By Joe Garofoli, San Francisco Chronicle

At least one Bay Area mayor is actually welcoming the Occupy Wall Street movement to her city: Richmond Mayor Gayle McLaughlin.

That’s good news because there will be an Occupy Wall Street speak out at 11 a.m. Friday near McLaughlin’s Civic Center Plaza office. People are invited to tell their stories of how they’ve lost their job, their home, can’t pay their student loans, can’t find a job, etc.

And McLaughlin will be there. As she wrote in a letter that’s been posted on the Occupy Richmond Facebook page: “The Occupy Wall Street movement has burst onto the scene, calling for an end to corporate domination all over the globe. We, in Richmond, are part of this movement and have everything to gain from it.”
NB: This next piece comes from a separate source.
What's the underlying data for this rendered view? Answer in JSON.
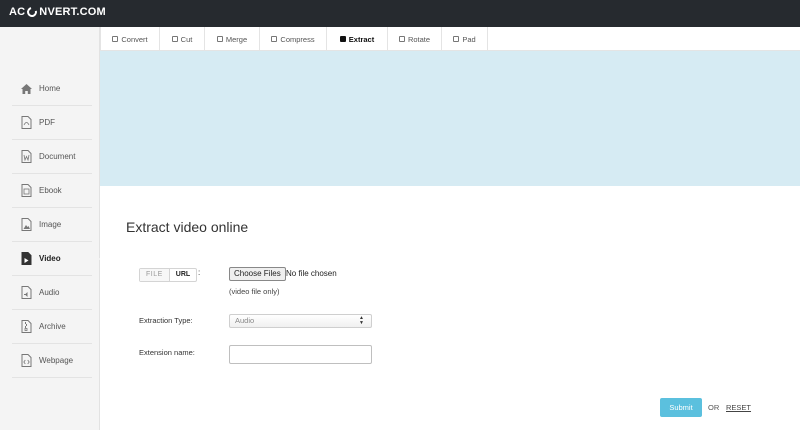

But what if, we asked McLaughlin, the folks speaking out Friday decide to stay and camp a while there? She replied: “Yeah, I would stand with them for that. I stand with this movement.”

She marched in the Nov. 2 general strike in Oakland for a bit. Asked what she thought of how Oakland Mayor Jean Quan has handled the Occupy Oakland occupation, McLaughlin said: “Elected officials need to state clearly and consistently where they stand. Or else they get caught in the crossroads.”

It will be interesting to see how large of a crowd Richmond draws Friday. If the Occupy movement is serious about expanding, it’s a short BART ride from Occupy Oakland to the Richmond speak-out. Wonder how many reinforcements from Oakland and SF will show up in Richmond in solidarity.

Back to Richmond, McLaughlin’s letter explained why there will be no shortage of stories Friday about how the current income inequality gap has hurt her city:

“We are a city that has an ever-growing disproportionate number of our residents living at or below the poverty level, while at the same time, we have a multi-billion dollar oil corporation operating their refinery in our backyard. Chevron recently doubled its quarterly profits and is brazen enough to simultaneously be seeking a property tax refund of approximately 100 million dollars from Richmond and Contra Costa County, which would leave our city and county in desparate straits. This is a reflection of an obscene economic inequity that threatens to get far worse.”